§ WORK TO COMPLETE
Collect all lines from the records below that include the word "label".
Top of TASK INPUT
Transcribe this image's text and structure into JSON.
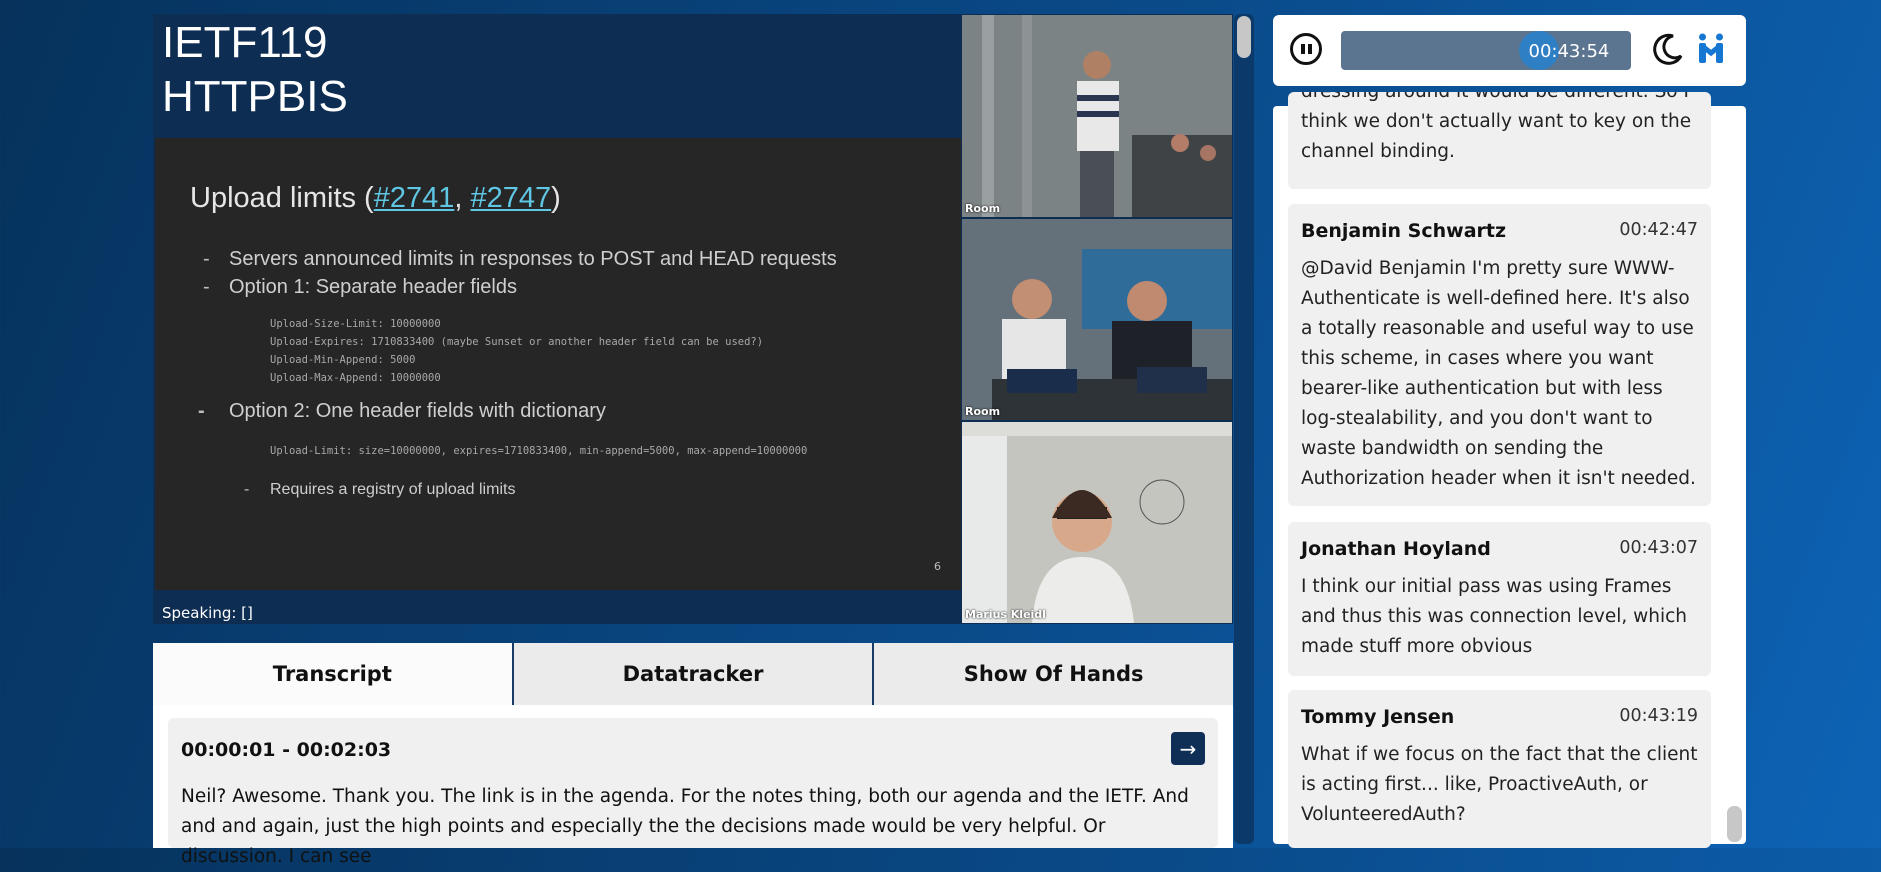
{
  "meeting": {
    "title_line1": "IETF119",
    "title_line2": "HTTPBIS",
    "speaking": "Speaking: []"
  },
  "slide": {
    "title_prefix": "Upload limits (",
    "link1": "#2741",
    "sep": ", ",
    "link2": "#2747",
    "title_suffix": ")",
    "bullets": [
      "Servers announced limits in responses to POST and HEAD requests",
      "Option 1: Separate header fields"
    ],
    "code_lines": [
      "Upload-Size-Limit: 10000000",
      "Upload-Expires: 1710833400 (maybe Sunset or another header field can be used?)",
      "Upload-Min-Append: 5000",
      "Upload-Max-Append: 10000000"
    ],
    "bullet3": "Option 2: One header fields with dictionary",
    "code_line2": "Upload-Limit: size=10000000, expires=1710833400, min-append=5000, max-append=10000000",
    "sub_bullet": "Requires a registry of upload limits",
    "page": "6",
    "dash": "-"
  },
  "video_tiles": [
    {
      "label": "Room"
    },
    {
      "label": "Room"
    },
    {
      "label": "Marius Kleidl"
    }
  ],
  "tabs": [
    {
      "label": "Transcript",
      "active": true
    },
    {
      "label": "Datatracker",
      "active": false
    },
    {
      "label": "Show Of Hands",
      "active": false
    }
  ],
  "transcript": {
    "time_range": "00:00:01 - 00:02:03",
    "go_icon": "arrow-right-icon",
    "text": "Neil? Awesome. Thank you. The link is in the agenda. For the notes thing, both our agenda and the IETF. And and and again, just the high points and especially the the decisions made would be very helpful. Or discussion. I can see"
  },
  "player": {
    "current_time": "00:43:54",
    "progress": 0.71,
    "pause_icon": "pause-icon",
    "theme_icon": "moon-icon",
    "logo": "meetecho-logo-icon"
  },
  "chat": [
    {
      "author": "",
      "time": "",
      "text": "dressing around it would be different. So I think we don't actually want to key on the channel binding."
    },
    {
      "author": "Benjamin Schwartz",
      "time": "00:42:47",
      "text": "@David Benjamin I'm pretty sure WWW-Authenticate is well-defined here. It's also a totally reasonable and useful way to use this scheme, in cases where you want bearer-like authentication but with less log-stealability, and you don't want to waste bandwidth on sending the Authorization header when it isn't needed."
    },
    {
      "author": "Jonathan Hoyland",
      "time": "00:43:07",
      "text": "I think our initial pass was using Frames and thus this was connection level, which made stuff more obvious"
    },
    {
      "author": "Tommy Jensen",
      "time": "00:43:19",
      "text": "What if we focus on the fact that the client is acting first... like, ProactiveAuth, or VolunteeredAuth?"
    }
  ],
  "colors": {
    "accent": "#0f2f57",
    "link": "#5fc7e4",
    "knob": "#2f7fc4"
  }
}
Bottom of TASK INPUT
§ FINISHED TASK
      "label": "Room"
      "label": "Room"
      "label": "Marius Kleidl"
      "label": "Transcript",
      "label": "Datatracker",
      "label": "Show Of Hands",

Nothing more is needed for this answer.